Results  Of the 131 415 participants (mean [SD] age, 43.0 [10.4] years; 80 344 [61.1%] women), 1081 individuals (0.8%) developed dementia. After adjustment for potential confounders, the hazard ratio (HR) was 1.16 for consuming greater than 14 vs 1 to 14 U of alcohol per week and 1.22  for greater than 21 vs 1 to 21 U/wk. Of the 96 591 participants with data on loss of consciousness, 10 004 individuals (10.4%) reported having lost consciousness due to alcohol consumption in the past 12 months. The association between loss of consciousness and dementia was observed in men women during the first 10 years of follow-upa fter excluding the first 10 years of follow-up, and for early-onset and late-onset  dementia, Alzheimer disease, and dementia with features of atherosclerotic cardiovascular disease. The association with dementia was not explained by 14 other alcohol-related conditions. With moderate drinkers (1-14 U/wk) who had not lost consciousness as the reference group, the HR for dementia was twice as high in participants who reported having lost consciousness, whether their mean weekly consumption was moderate or heavy.

Conclusions and Relevance  The findings of this study suggest that alcohol-induced loss of consciousness, irrespective of overall alcohol consumption, is associated with a subsequent increase in the risk of dementia.

Full article from JAMA

In the news:

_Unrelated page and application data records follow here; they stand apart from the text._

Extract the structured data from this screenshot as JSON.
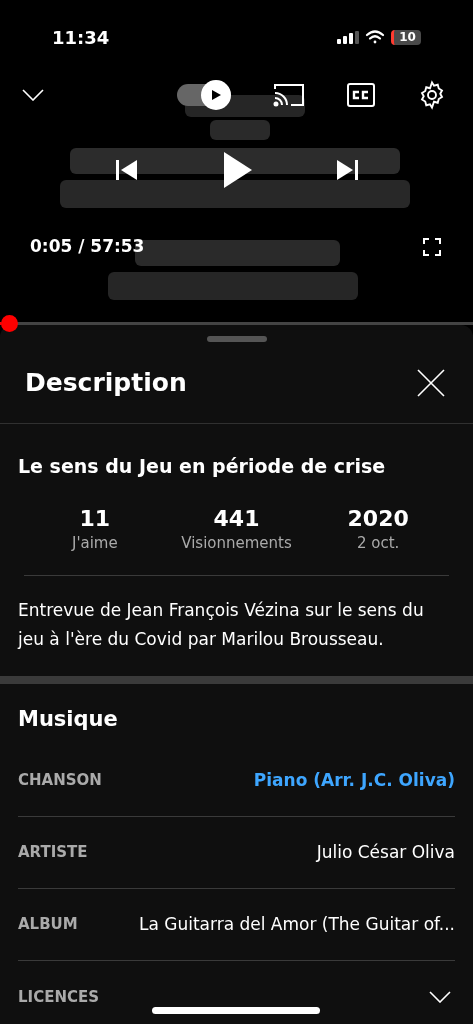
{
  "status_bar": {
    "time": "11:34",
    "battery": "10"
  },
  "player": {
    "autoplay": {
      "on": true
    },
    "time": "0:05 / 57:53",
    "progress": {
      "level": 0.0014
    }
  },
  "sheet": {
    "title": "Description"
  },
  "video": {
    "title": "Le sens du Jeu en période de crise",
    "stats": [
      {
        "value": "11",
        "label": "J'aime"
      },
      {
        "value": "441",
        "label": "Visionnements"
      },
      {
        "value": "2020",
        "label": "2 oct."
      }
    ],
    "description": "Entrevue de Jean François Vézina sur le sens du jeu à l'ère du Covid par Marilou Brousseau."
  },
  "music": {
    "title": "Musique",
    "rows": [
      {
        "kind": "link",
        "label": "CHANSON",
        "value": "Piano (Arr. J.C. Oliva)"
      },
      {
        "kind": "text",
        "label": "ARTISTE",
        "value": "Julio César Oliva"
      },
      {
        "kind": "text",
        "label": "ALBUM",
        "value": "La Guitarra del Amor (The Guitar of..."
      },
      {
        "kind": "expandable",
        "label": "LICENCES",
        "expanded": false
      }
    ]
  }
}
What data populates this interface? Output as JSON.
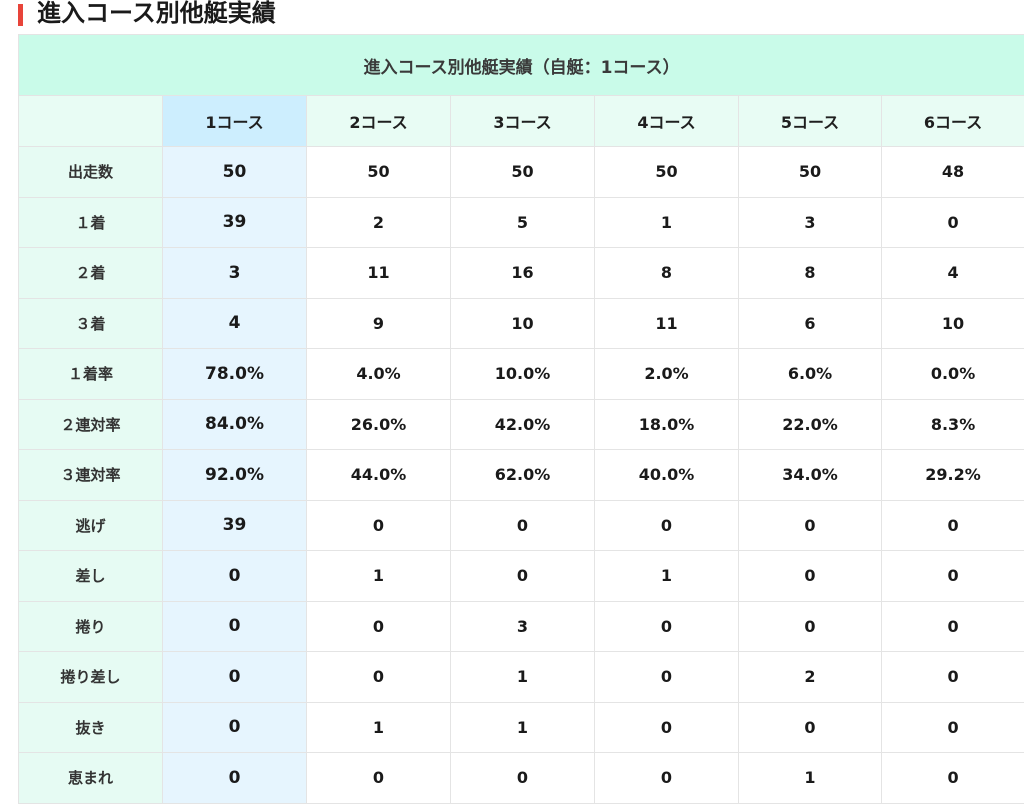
{
  "heading": "進入コース別他艇実績",
  "table": {
    "caption": "進入コース別他艇実績（自艇：1コース）",
    "headers": [
      "1コース",
      "2コース",
      "3コース",
      "4コース",
      "5コース",
      "6コース"
    ],
    "rows": [
      {
        "label": "出走数",
        "values": [
          "50",
          "50",
          "50",
          "50",
          "50",
          "48"
        ]
      },
      {
        "label": "１着",
        "values": [
          "39",
          "2",
          "5",
          "1",
          "3",
          "0"
        ]
      },
      {
        "label": "２着",
        "values": [
          "3",
          "11",
          "16",
          "8",
          "8",
          "4"
        ]
      },
      {
        "label": "３着",
        "values": [
          "4",
          "9",
          "10",
          "11",
          "6",
          "10"
        ]
      },
      {
        "label": "１着率",
        "values": [
          "78.0%",
          "4.0%",
          "10.0%",
          "2.0%",
          "6.0%",
          "0.0%"
        ]
      },
      {
        "label": "２連対率",
        "values": [
          "84.0%",
          "26.0%",
          "42.0%",
          "18.0%",
          "22.0%",
          "8.3%"
        ]
      },
      {
        "label": "３連対率",
        "values": [
          "92.0%",
          "44.0%",
          "62.0%",
          "40.0%",
          "34.0%",
          "29.2%"
        ]
      },
      {
        "label": "逃げ",
        "values": [
          "39",
          "0",
          "0",
          "0",
          "0",
          "0"
        ]
      },
      {
        "label": "差し",
        "values": [
          "0",
          "1",
          "0",
          "1",
          "0",
          "0"
        ]
      },
      {
        "label": "捲り",
        "values": [
          "0",
          "0",
          "3",
          "0",
          "0",
          "0"
        ]
      },
      {
        "label": "捲り差し",
        "values": [
          "0",
          "0",
          "1",
          "0",
          "2",
          "0"
        ]
      },
      {
        "label": "抜き",
        "values": [
          "0",
          "1",
          "1",
          "0",
          "0",
          "0"
        ]
      },
      {
        "label": "恵まれ",
        "values": [
          "0",
          "0",
          "0",
          "0",
          "1",
          "0"
        ]
      }
    ]
  },
  "colors": {
    "accent_bar": "#e8443a",
    "caption_bg": "#c9fbe9",
    "own_column_bg": "#e6f5fe",
    "own_header_bg": "#cdeefe"
  }
}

Daily Mail : Passing out drunk could more than DOUBLE your risk of later developing dementia and even one drink per day raises risk by 22%, study warns

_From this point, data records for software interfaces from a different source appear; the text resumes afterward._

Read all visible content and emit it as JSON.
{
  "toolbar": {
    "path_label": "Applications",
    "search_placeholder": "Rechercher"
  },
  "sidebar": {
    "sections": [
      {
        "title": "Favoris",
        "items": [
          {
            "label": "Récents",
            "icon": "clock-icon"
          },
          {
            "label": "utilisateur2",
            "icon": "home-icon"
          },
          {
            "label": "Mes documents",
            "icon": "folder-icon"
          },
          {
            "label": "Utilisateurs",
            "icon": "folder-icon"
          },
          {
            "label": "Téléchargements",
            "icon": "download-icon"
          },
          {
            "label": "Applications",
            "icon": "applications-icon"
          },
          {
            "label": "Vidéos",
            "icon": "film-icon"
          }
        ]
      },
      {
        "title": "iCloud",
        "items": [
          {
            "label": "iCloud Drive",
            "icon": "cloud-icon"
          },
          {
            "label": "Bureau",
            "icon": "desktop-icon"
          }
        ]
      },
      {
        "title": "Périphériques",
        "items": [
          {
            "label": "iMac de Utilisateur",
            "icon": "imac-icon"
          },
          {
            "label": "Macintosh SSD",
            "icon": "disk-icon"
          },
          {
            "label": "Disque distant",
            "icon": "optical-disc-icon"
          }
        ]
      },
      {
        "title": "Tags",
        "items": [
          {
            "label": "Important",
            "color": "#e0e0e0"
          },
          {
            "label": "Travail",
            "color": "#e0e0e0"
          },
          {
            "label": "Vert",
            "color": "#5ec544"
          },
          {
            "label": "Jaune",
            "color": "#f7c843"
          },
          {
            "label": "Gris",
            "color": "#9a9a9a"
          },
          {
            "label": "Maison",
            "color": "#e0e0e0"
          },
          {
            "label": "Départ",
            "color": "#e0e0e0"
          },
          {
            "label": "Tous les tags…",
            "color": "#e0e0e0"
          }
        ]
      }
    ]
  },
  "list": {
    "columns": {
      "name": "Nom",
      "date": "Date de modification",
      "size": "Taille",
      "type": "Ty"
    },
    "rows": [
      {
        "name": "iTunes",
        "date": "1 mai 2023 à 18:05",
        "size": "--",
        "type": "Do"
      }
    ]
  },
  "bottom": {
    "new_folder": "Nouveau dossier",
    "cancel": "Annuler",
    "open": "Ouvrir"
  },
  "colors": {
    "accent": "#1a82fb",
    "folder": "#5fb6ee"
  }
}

Guidance for carers of people with dementia

University College London | September 2020 |Guidance developed for dementia carers when dealing with COVID-19 infection

A team of researchers from University College London (UCL) have developed a decision-making guide for dementia carers, to ensure they can provide the right support and with dignity, should those they care for become infected with coronavirus.

The researchers based at Marie Curie Palliative Care Research Department at UCL, have observed the challenges to carers who can’t be with their loved one or person they support, due to visiting restrictions and having to social distance or shield themselves.

This often means that dementia carers have to make quick healthcare or legal decisions over the phone with a health professional: someone who may have no knowledge of the care and interventions the person with dementia requires.

The new guide, which was developed with families of those with dementia, is funded by an Economic and Social Research Council COVID-19 grant and supported by end of life care charity Marie Curie, Alzheimer’s Society and Dementia UK.

The tool has been designed to support carers work through situations, medical and legal jargon so they can make informed decisions quickly under stressful circumstances.

This includes do not resuscitate orders, legal issues like power of attorney, and ensuring that health and social care professionals understand what is important to the person they are caring for when that patient’s loved ones can’t be by their side.

The research team hopes that the new guide will also ease the emotional burden that families can experience and help resolve any feelings of uncertainty about the decisions they have made for their loved ones (Source: UCL).

Full press release is available from UCL

The decision aid can be downloaded here

COVID-19 and Dementia: Factors affecting patient outcomes and experience along the dementia pathway

Wessex Clinical Senate and Networks | July 2020| COVID-19 and Dementia: Factors affecting patient outcomes and experience along the dementia pathway

The COVID-19 pandemic has impacted significantly on the delivery of NHS services. We have an opportunity to learn from the rapid and necessary service transformation and consider how we recover our services.

Dementia remains a diagnosis with significant impact with a need to balance the timeliness of diagnosis with patient experience and outcomes. Covid may become endemic and our adapted ways of working may become the new normal.

Recent webinars have brought clinicians, service managers and commissioners together to consider factors affecting the dementia pathway in a Covid environment. This document aims to give an overview of factors identified that affect the pathway.

The documents are available to download from the Wessex Senate